Massachusetts-based WattJoule Corp. has entered into an intellectual property licensing agreement to enable the commercialization of Battelle's flow battery electrolyte technology developed over the last several years by the research team at Pacific Northwest National Laboratory (PNNL). The research was funded by the Department of Energy (DOE).
‘The redox flow battery is well-suited for storing intermittent, renewable energy on the electric grid," says Imre Gyuk, energy storage program manager at the DOE's Office of Electricity Delivery & Energy Reliability, which supported the licensed technology's development and currently funds much of PNNL's energy storage research.
Gyuk says the technology can help balance supply and demand, prevent disruptions, and meet the grid's varying load requirements.

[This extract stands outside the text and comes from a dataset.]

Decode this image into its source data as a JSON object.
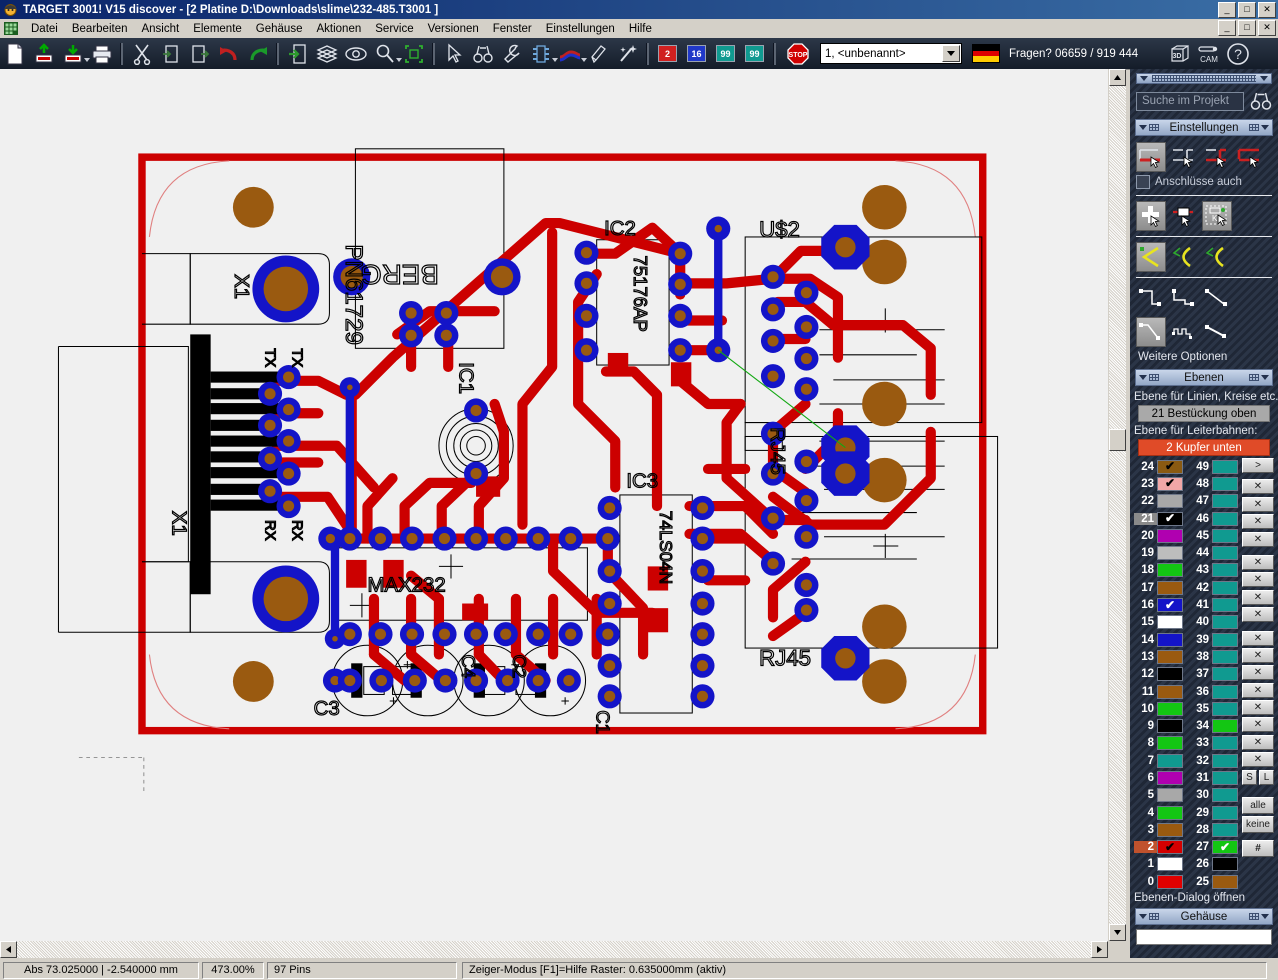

H. Frank Gibbard, co-founder and CEO of WattJoule, says the electrolyte technology developed by PNNL, in combination with his company's high-power stack technology, provide a competitive flow battery platform.
‘Through licensing and in-house development, we are working diligently to obtain all the core technology that will enable the commercialization of flow batteries,’ Gibbard says.
Greg Cipriano, WattJoule co-founder and vice president of business development says the technology increases operating temperature range by 115%,Â eliminating the need for system cooling. He says it also improves energy energy density – storage – in the liquid by 100%.Â
‘These combined changes significantly reduce volume, footprint and most importantly, cost,’ Cipriano says.